Work task | Return, from the data below, each line that contains the word "search".

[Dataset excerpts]
┄┄┄┄┄┄┄┄┄┄┄┄┄┄┄┄┄┄┄┄

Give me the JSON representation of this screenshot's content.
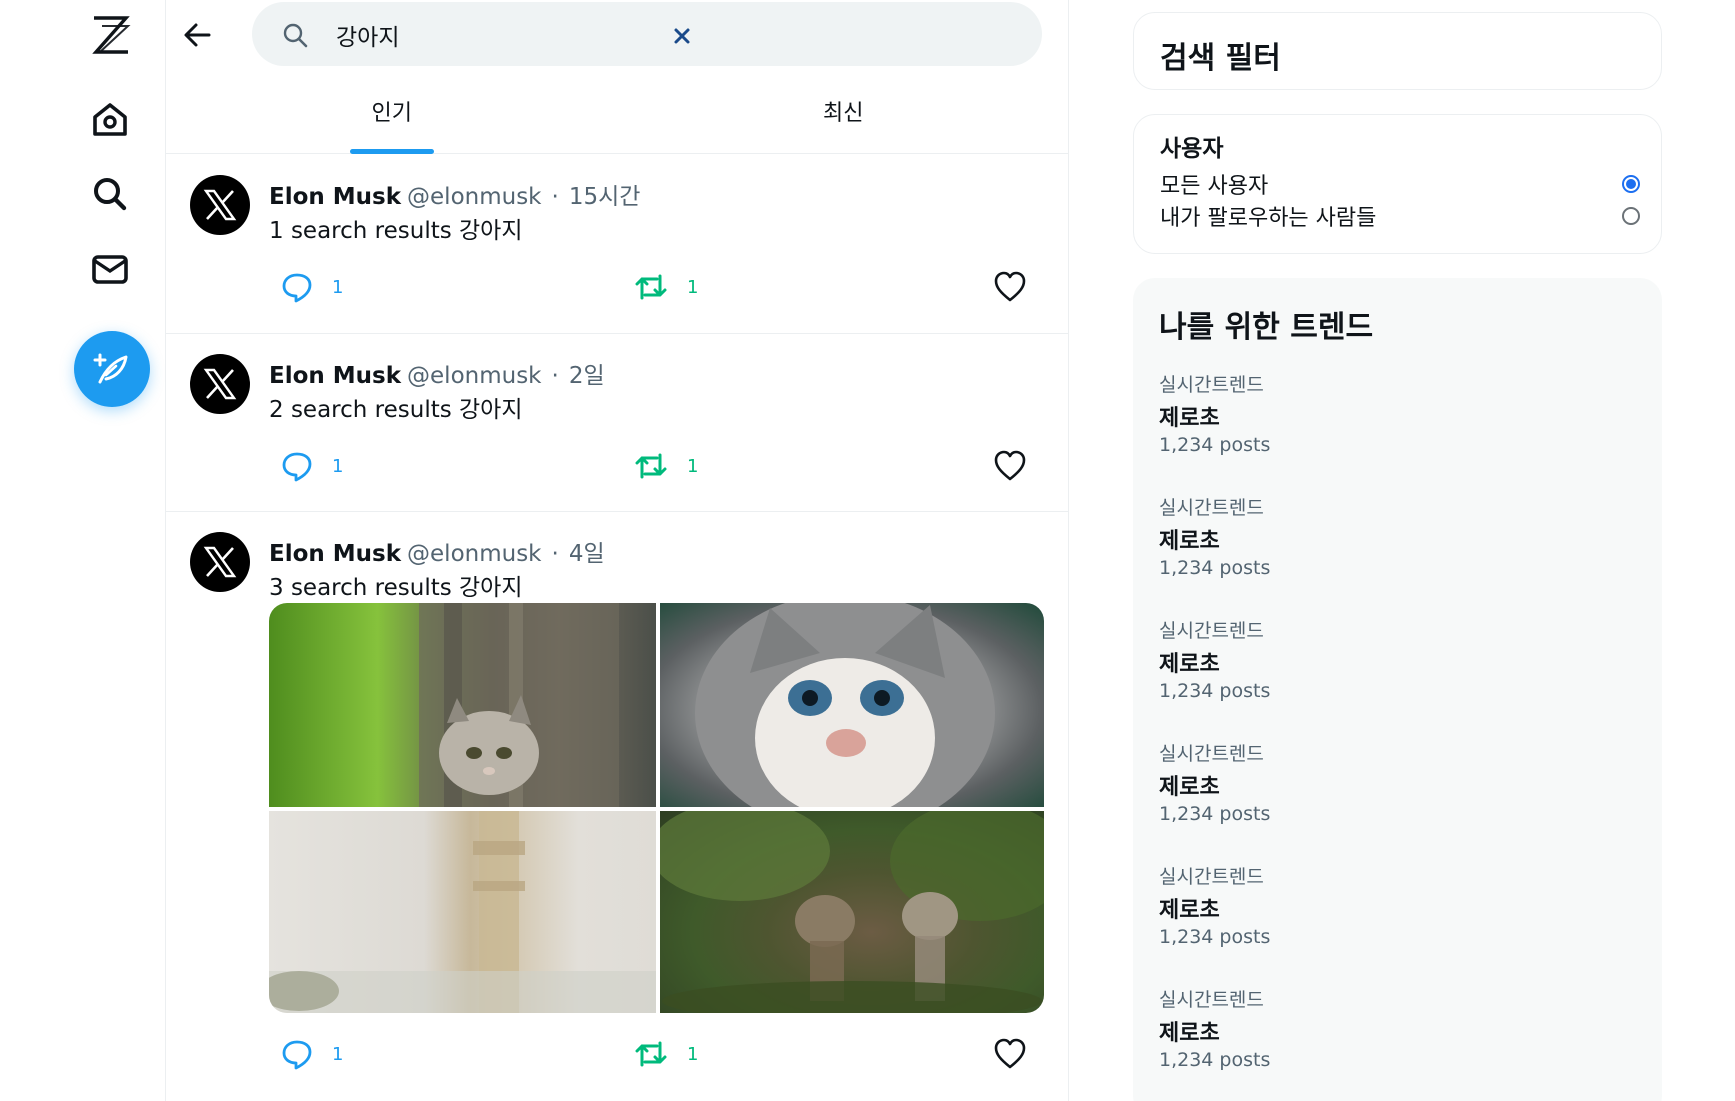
{
  "nav": {
    "logo": "Z",
    "items": [
      {
        "name": "home-icon"
      },
      {
        "name": "search-icon"
      },
      {
        "name": "mail-icon"
      }
    ],
    "compose_icon": "feather-plus-icon",
    "accent": "#1d9bf0"
  },
  "search": {
    "value": "강아지",
    "back_icon": "arrow-left-icon",
    "clear_icon": "close-icon"
  },
  "tabs": [
    {
      "label": "인기",
      "active": true
    },
    {
      "label": "최신",
      "active": false
    }
  ],
  "posts": [
    {
      "name": "Elon Musk",
      "handle": "@elonmusk",
      "separator": "·",
      "time": "15시간",
      "text": "1 search results 강아지",
      "replies": "1",
      "reposts": "1",
      "has_media": false
    },
    {
      "name": "Elon Musk",
      "handle": "@elonmusk",
      "separator": "·",
      "time": "2일",
      "text": "2 search results 강아지",
      "replies": "1",
      "reposts": "1",
      "has_media": false
    },
    {
      "name": "Elon Musk",
      "handle": "@elonmusk",
      "separator": "·",
      "time": "4일",
      "text": "3 search results 강아지",
      "replies": "1",
      "reposts": "1",
      "has_media": true
    }
  ],
  "filters": {
    "title": "검색 필터",
    "users_heading": "사용자",
    "options": [
      {
        "label": "모든 사용자",
        "selected": true
      },
      {
        "label": "내가 팔로우하는 사람들",
        "selected": false
      }
    ]
  },
  "trends": {
    "title": "나를 위한 트렌드",
    "items": [
      {
        "category": "실시간트렌드",
        "title": "제로초",
        "posts": "1,234 posts"
      },
      {
        "category": "실시간트렌드",
        "title": "제로초",
        "posts": "1,234 posts"
      },
      {
        "category": "실시간트렌드",
        "title": "제로초",
        "posts": "1,234 posts"
      },
      {
        "category": "실시간트렌드",
        "title": "제로초",
        "posts": "1,234 posts"
      },
      {
        "category": "실시간트렌드",
        "title": "제로초",
        "posts": "1,234 posts"
      },
      {
        "category": "실시간트렌드",
        "title": "제로초",
        "posts": "1,234 posts"
      }
    ]
  },
  "colors": {
    "reply": "#1d9bf0",
    "repost": "#00ba7c",
    "radio_selected": "#1d6ff0"
  }
}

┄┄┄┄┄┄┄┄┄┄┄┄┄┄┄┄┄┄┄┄

Exercise result |
        "name": "search-icon"
  "search": {
      "text": "1 search results 강아지",
      "text": "2 search results 강아지",
      "text": "3 search results 강아지",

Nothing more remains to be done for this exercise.